— Task goal —
Check each line of the listing for the word "true" and report the ones that have it.
● ● ● ● ● ● ●
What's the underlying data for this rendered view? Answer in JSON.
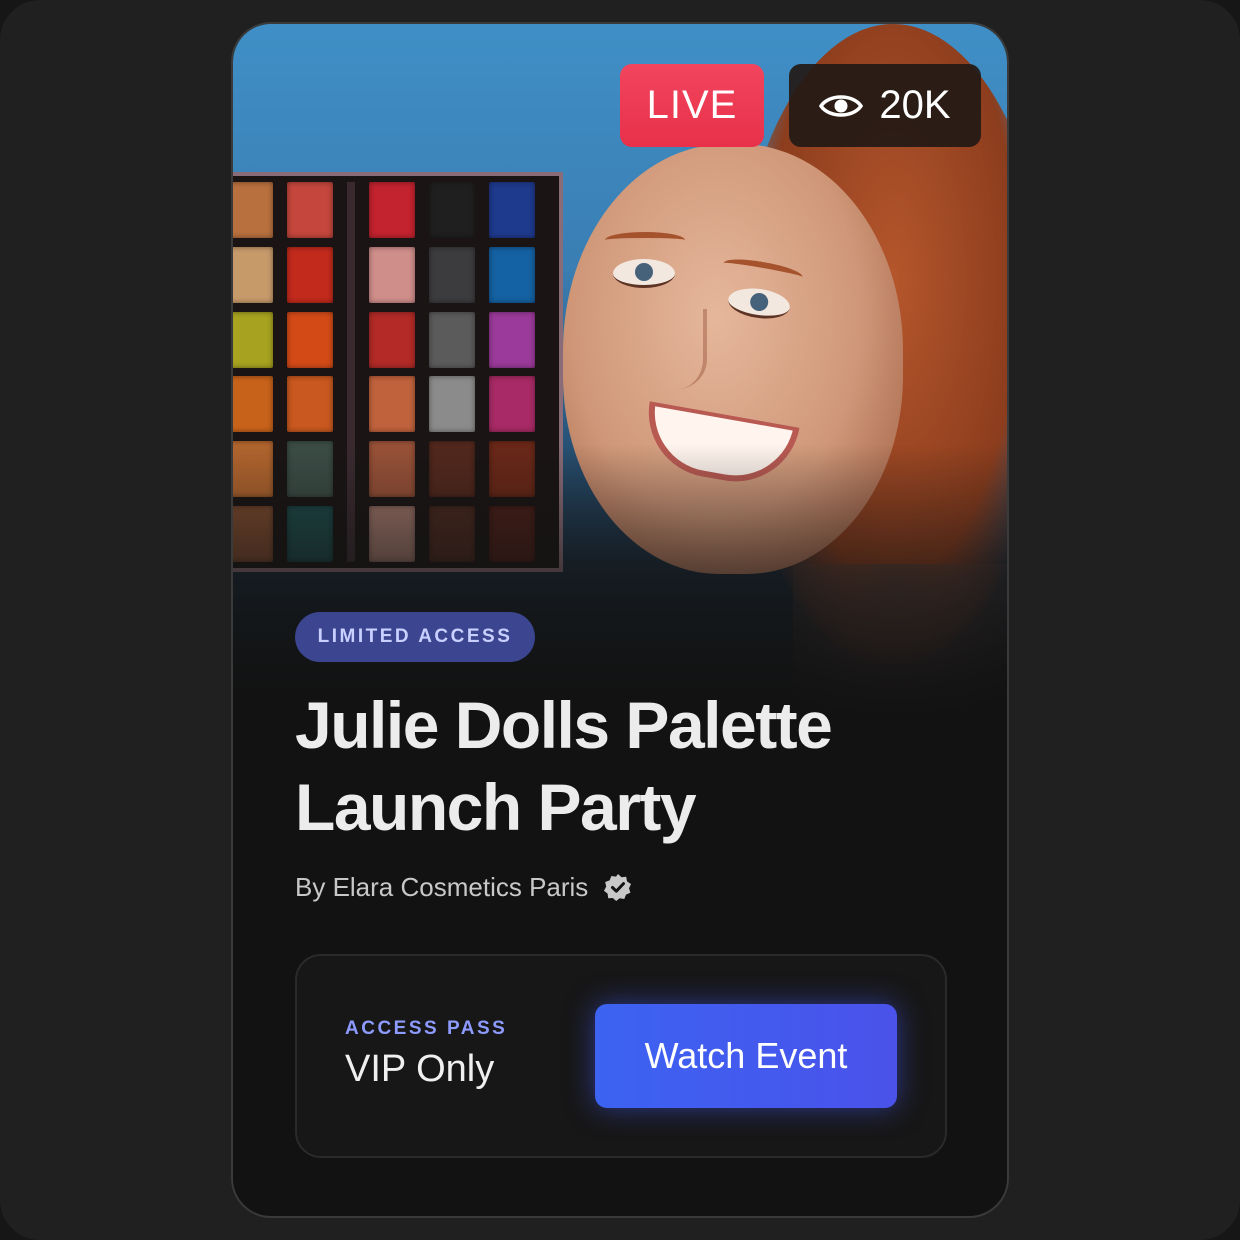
{
  "event_card": {
    "live_badge": "LIVE",
    "viewers": "20K",
    "tag": "LIMITED ACCESS",
    "title_line1": "Julie Dolls Palette",
    "title_line2": "Launch Party",
    "byline": "By Elara Cosmetics Paris",
    "access_pass": {
      "label": "ACCESS PASS",
      "value": "VIP Only"
    },
    "cta_label": "Watch Event",
    "icons": {
      "viewers": "eye-icon",
      "verified": "verified-badge-icon"
    }
  },
  "colors": {
    "live_red": "#ee3b54",
    "accent_blue": "#4059ef",
    "tag_bg": "#3b4590",
    "tag_text": "#c9d0ff",
    "pass_label": "#8d9bff",
    "card_bg": "#121212",
    "frame_bg": "#202020"
  }
}
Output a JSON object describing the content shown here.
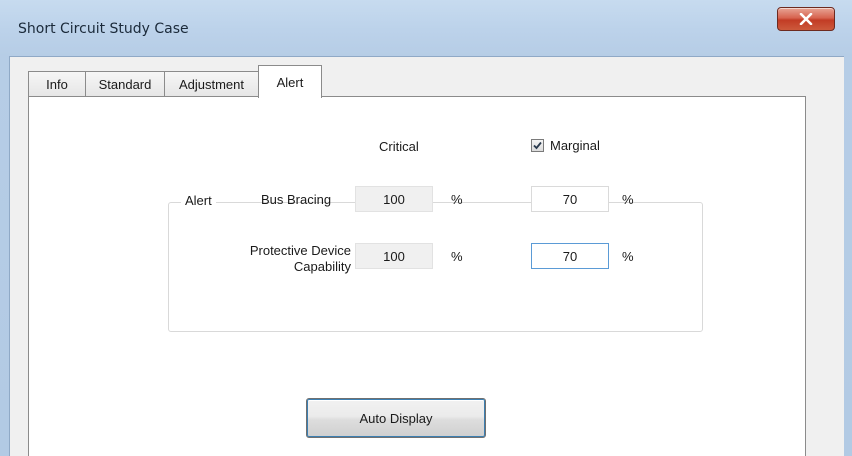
{
  "window": {
    "title": "Short Circuit Study Case"
  },
  "tabs": [
    {
      "label": "Info"
    },
    {
      "label": "Standard"
    },
    {
      "label": "Adjustment"
    },
    {
      "label": "Alert"
    }
  ],
  "alert_panel": {
    "critical_label": "Critical",
    "marginal_label": "Marginal",
    "marginal_checked": true,
    "group_title": "Alert",
    "rows": [
      {
        "label_line1": "Bus Bracing",
        "label_line2": "",
        "critical_value": "100",
        "critical_unit": "%",
        "marginal_value": "70",
        "marginal_unit": "%"
      },
      {
        "label_line1": "Protective Device",
        "label_line2": "Capability",
        "critical_value": "100",
        "critical_unit": "%",
        "marginal_value": "70",
        "marginal_unit": "%"
      }
    ],
    "auto_display_label": "Auto Display"
  },
  "colors": {
    "title_bar": "#bcd2ea",
    "close_button": "#c94a31",
    "focus_border": "#5b9bd6"
  }
}
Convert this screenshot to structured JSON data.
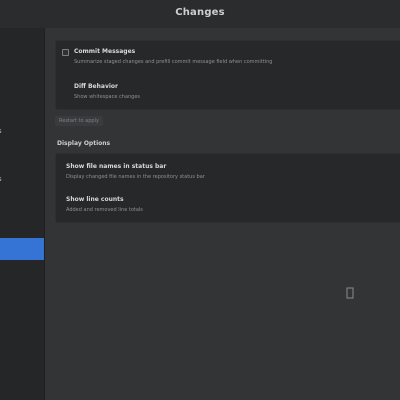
{
  "window": {
    "title": "Changes"
  },
  "sidebar": {
    "items": [
      {
        "label": "s"
      },
      {
        "label": "s"
      },
      {
        "label": ""
      }
    ]
  },
  "group1": {
    "rows": [
      {
        "title": "Commit Messages",
        "subtitle": "Summarize staged changes and prefill commit message field when committing"
      },
      {
        "title": "Diff Behavior",
        "subtitle": "Show whitespace changes"
      }
    ]
  },
  "hint": {
    "text": "Restart to apply"
  },
  "section2": {
    "heading": "Display Options"
  },
  "group2": {
    "rows": [
      {
        "title": "Show file names in status bar",
        "subtitle": "Display changed file names in the repository status bar"
      },
      {
        "title": "Show line counts",
        "subtitle": "Added and removed line totals"
      }
    ]
  }
}
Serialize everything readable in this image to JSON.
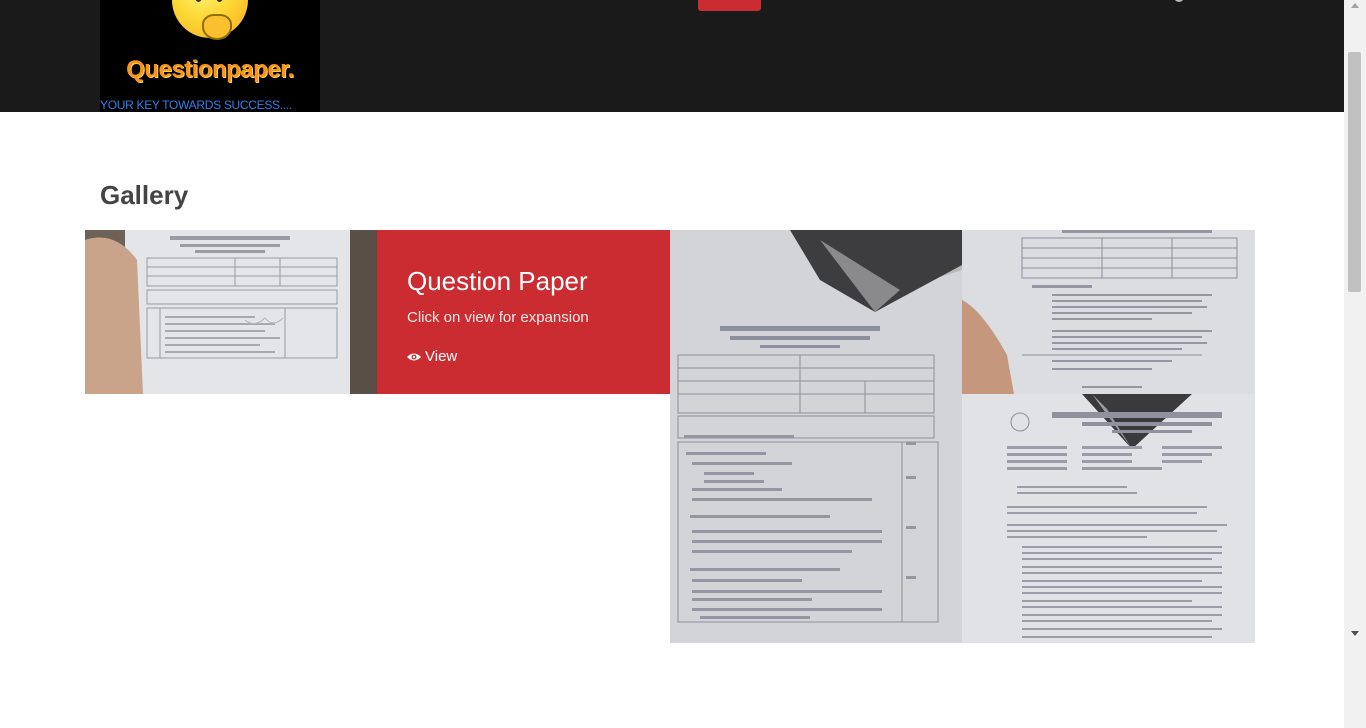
{
  "brand": {
    "logo_title": "Questionpaper.",
    "logo_tagline": "YOUR KEY TOWARDS SUCCESS....",
    "logo_icon": "thinking-smiley-icon"
  },
  "gallery": {
    "heading": "Gallery",
    "card": {
      "title": "Question Paper",
      "subtitle": "Click on view for expansion",
      "view_label": "View",
      "view_icon": "eye-icon"
    }
  },
  "colors": {
    "header_bg": "#1a1a1a",
    "accent_red": "#cb2c31",
    "logo_orange": "#f7941d",
    "tagline_blue": "#2f80ed"
  }
}
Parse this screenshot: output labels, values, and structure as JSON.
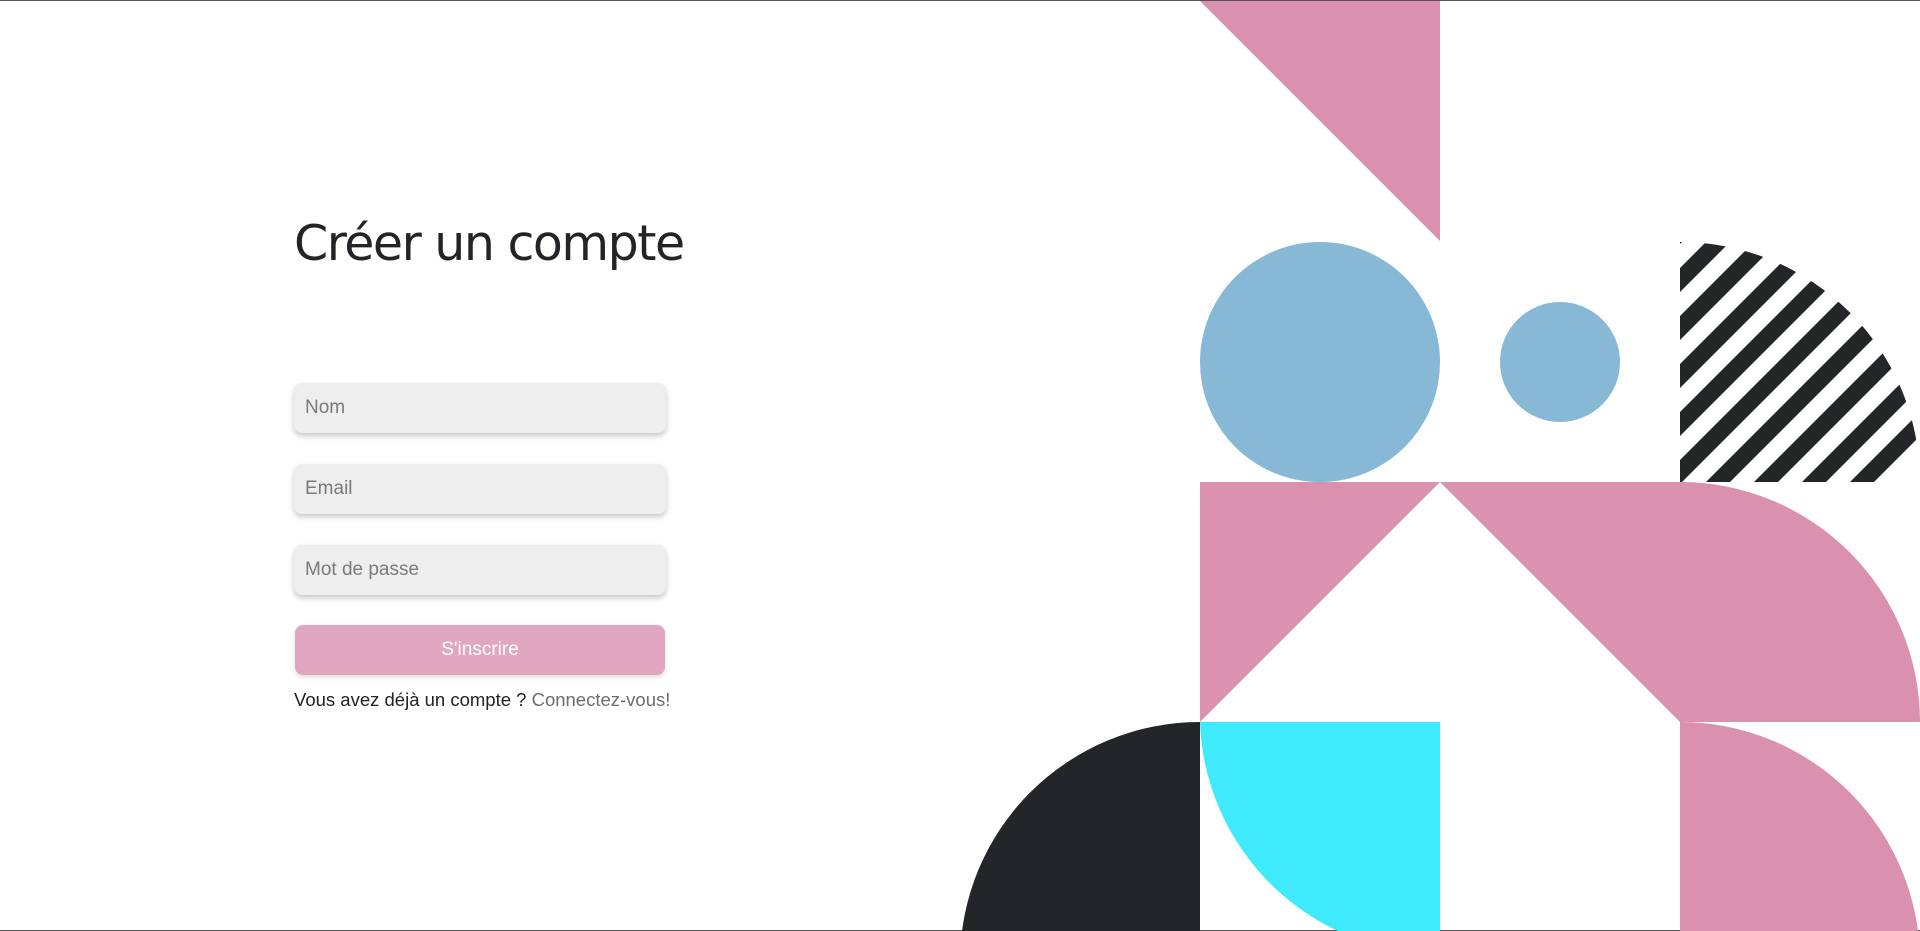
{
  "signup": {
    "title": "Créer un compte",
    "name_placeholder": "Nom",
    "email_placeholder": "Email",
    "password_placeholder": "Mot de passe",
    "submit_label": "S'inscrire",
    "login_prompt": "Vous avez déjà un compte ? ",
    "login_link": "Connectez-vous!"
  },
  "colors": {
    "pink": "#da91ae",
    "button_pink": "#e1a7bf",
    "light_blue": "#87b9d6",
    "cyan": "#3feafd",
    "dark": "#242529",
    "field_bg": "#eeeeee"
  }
}
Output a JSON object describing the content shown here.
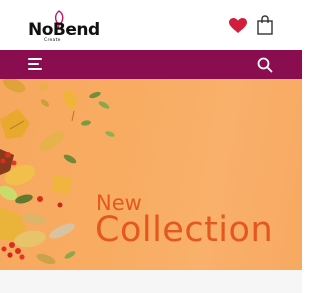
{
  "header": {
    "logo_text": "NoBend",
    "logo_subtext": "Create",
    "icons": {
      "wishlist": "heart-icon",
      "cart": "shopping-bag-icon",
      "menu": "hamburger-menu-icon",
      "search": "search-icon"
    }
  },
  "hero": {
    "line1": "New",
    "line2": "Collection"
  },
  "colors": {
    "brand": "#8a0d4f",
    "heart": "#d21e3c",
    "hero_background": "#f8ac62",
    "hero_text": "#e4581f"
  }
}
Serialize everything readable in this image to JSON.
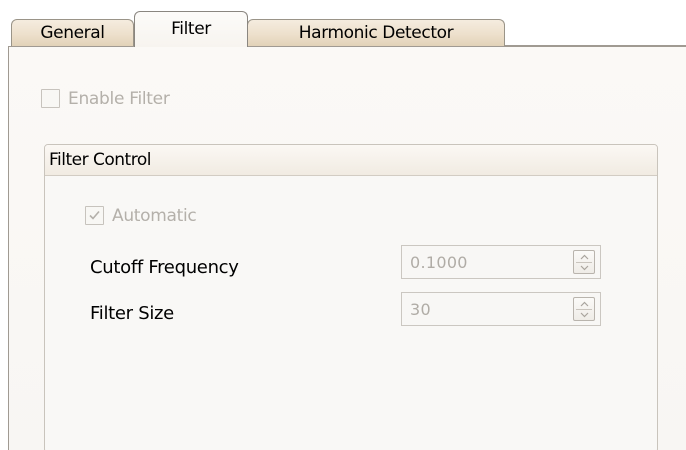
{
  "tabs": [
    {
      "label": "General",
      "active": false
    },
    {
      "label": "Filter",
      "active": true
    },
    {
      "label": "Harmonic Detector",
      "active": false
    }
  ],
  "enable_filter": {
    "label": "Enable Filter",
    "checked": false,
    "enabled": false
  },
  "filter_control": {
    "title": "Filter Control",
    "automatic": {
      "label": "Automatic",
      "checked": true,
      "enabled": false
    },
    "cutoff_frequency": {
      "label": "Cutoff Frequency",
      "value": "0.1000",
      "enabled": false
    },
    "filter_size": {
      "label": "Filter Size",
      "value": "30",
      "enabled": false
    }
  },
  "colors": {
    "tab_inactive": "#ede0cc",
    "page_background": "#f8f6f3",
    "disabled_text": "#b4b0aa",
    "border": "#a09a92"
  }
}
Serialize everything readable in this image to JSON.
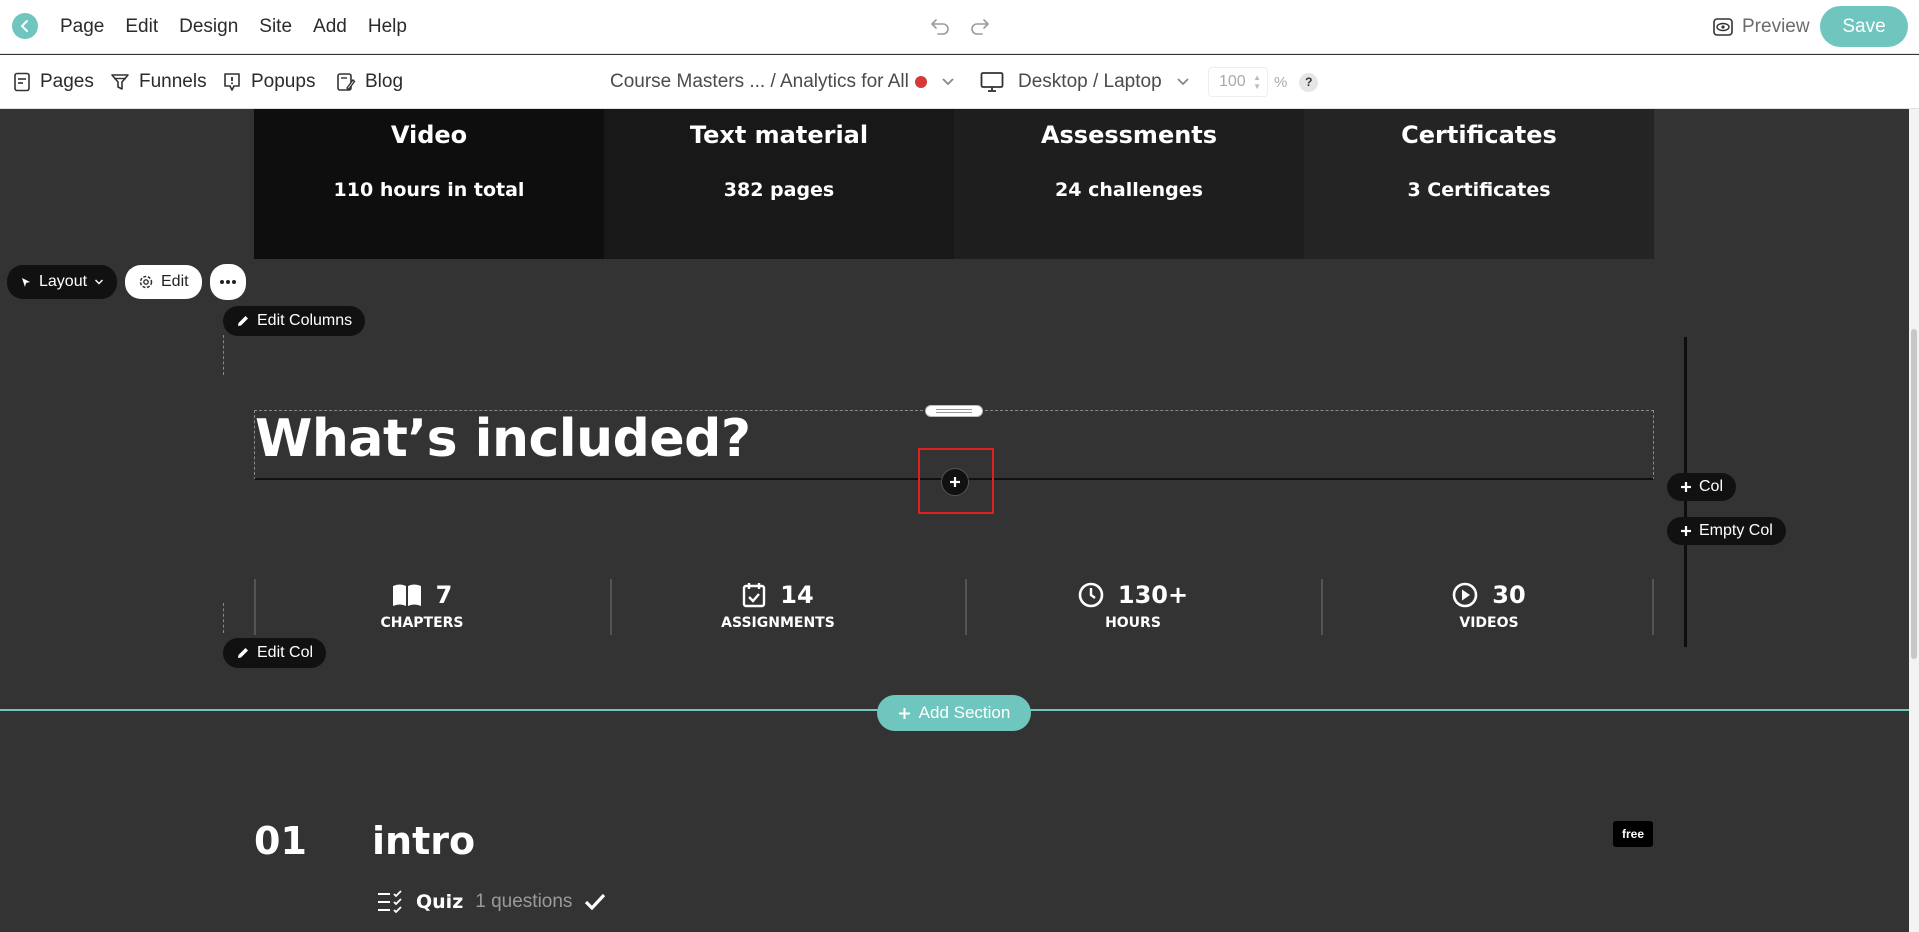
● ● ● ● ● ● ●
— The completed task —
    "marginal_checked": true,
      "active": true
      "checked": true,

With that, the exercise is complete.